Nutrition: Sesame milk vs almond milk
While almond milk has one of the lowest protein contents around, sesame milk is actually considered a complete protein as it contains all of the essential amino acids (the ones your body doesn’t make on its own). Sesame milk is richer in protein than many plant-based milks and has the same amount per cup as regular cow milk (8g). Where almond milk shines is it’s low-fat content and low-calorie content, making it a favorite among many. It is also fortified with calcium, giving you 45% of your daily value.
Sesame milk is particularly great for vegans as it contains plenty of vitamin B12 and a fair amount of iron too! At the same time, almond milk contains a healthy amount of vitamin E, which has a protective effect on the body.
|Per 1 cup (237 ml/8 oz.)||Calories||Total fat (sat. fat)||Total carbs||Total sugars (incl. added)||Protein||Calcium||Vit D|
|Sesame milk||90||5 g (0.5 g)||2 g||0 g||8 g||30% DV||25% DV|
|Almond milk||30||2.5 g (0 g)||1 g||0 g||1 g||45% DV||25% DV|
How to store sesame milk and almond milk
Before opening, sesame milk and almond milk are typically shelf-stable for quite a few months. But once opened, you’ll want to store it in the fridge. Almond milk will last around 1 – 2 months unopened in your pantry and opened in the fridge for about 7 – 10 days, sometimes longer, sometimes shorter, especially if you’re making your own almond milk. According to the brand Hope and Sesame, their sesame milk should be consumed within 10 days. If you’re making your own sesame milk, you’ll want to consume it within just 3 days.
Sesame milk vs almond milk: What’s the verdict?
The verdict is a little bit like choosing between an old favorite and an exciting new option in the realm of non-dairy milk. Almond milk is a well-known staple and is ideal for its neutral taste, versatile texture, and availability. It’s a go-to if you’re looking for something light for coffee, cereal, and baking. But sesame milk offers a special twist that can elevate desserts, sauces, and soups and provide a little nuance to your recipes. It’s all about using their qualities to your advantage and finding their place in your kitchen!

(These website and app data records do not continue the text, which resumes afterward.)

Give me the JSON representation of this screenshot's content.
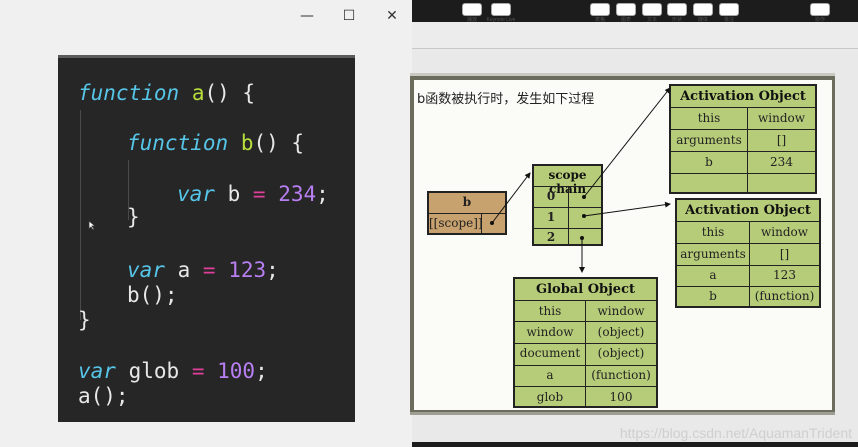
{
  "window_controls": {
    "minimize": "—",
    "maximize": "☐",
    "close": "✕"
  },
  "code": {
    "l1": {
      "kw": "function",
      "name": "a",
      "rest": "() {"
    },
    "l2": {
      "kw": "function",
      "name": "b",
      "rest": "() {"
    },
    "l3": {
      "kw": "var",
      "id": "b",
      "op": "=",
      "num": "234",
      "end": ";"
    },
    "l4": "}",
    "l5": {
      "kw": "var",
      "id": "a",
      "op": "=",
      "num": "123",
      "end": ";"
    },
    "l6": "b();",
    "l7": "}",
    "l8": {
      "kw": "var",
      "id": "glob",
      "op": "=",
      "num": "100",
      "end": ";"
    },
    "l9": "a();"
  },
  "toolbar": {
    "play": "播放",
    "keynote_live": "Keynote Live",
    "table": "表格",
    "chart": "图表",
    "text": "文本",
    "shape": "形状",
    "media": "媒体",
    "comment": "批注",
    "collaborate": "协作"
  },
  "slide": {
    "heading": "b函数被执行时，发生如下过程",
    "b_box": {
      "title": "b",
      "scope": "[[scope]]"
    },
    "scope_chain": {
      "title": "scope chain",
      "rows": [
        "0",
        "1",
        "2"
      ]
    },
    "ao1": {
      "title": "Activation Object",
      "rows": [
        [
          "this",
          "window"
        ],
        [
          "arguments",
          "[]"
        ],
        [
          "b",
          "234"
        ],
        [
          "",
          ""
        ]
      ]
    },
    "ao2": {
      "title": "Activation Object",
      "rows": [
        [
          "this",
          "window"
        ],
        [
          "arguments",
          "[]"
        ],
        [
          "a",
          "123"
        ],
        [
          "b",
          "(function)"
        ]
      ]
    },
    "go": {
      "title": "Global Object",
      "rows": [
        [
          "this",
          "window"
        ],
        [
          "window",
          "(object)"
        ],
        [
          "document",
          "(object)"
        ],
        [
          "a",
          "(function)"
        ],
        [
          "glob",
          "100"
        ]
      ]
    }
  },
  "watermark": "https://blog.csdn.net/AquamanTrident",
  "colors": {
    "table_fill": "#b6cc78",
    "b_box_fill": "#c8a26e",
    "code_bg": "#262626"
  }
}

Sesame milk can be a healthy choice as it’s naturally rich in nutrients like iron, calcium, and healthy fats, which can be beneficial for bone health and general well-being. It’s also typically fortified with vitamins and minerals to match the nutritional profile of cow’s milk.
Sesame seeds are often considered a superfood as they pack a nutritional punch in such a small package. They are rich in heart-healthy monounsaturated and polyunsaturated fats and abundant in essential minerals like calcium, magnesium, and iron. Not only that, but they also provide a good dose of antioxidants, fiber, and plant-based protein. Like anything, though, it’s best to consume them in moderation, as their calorie content can add up quickly.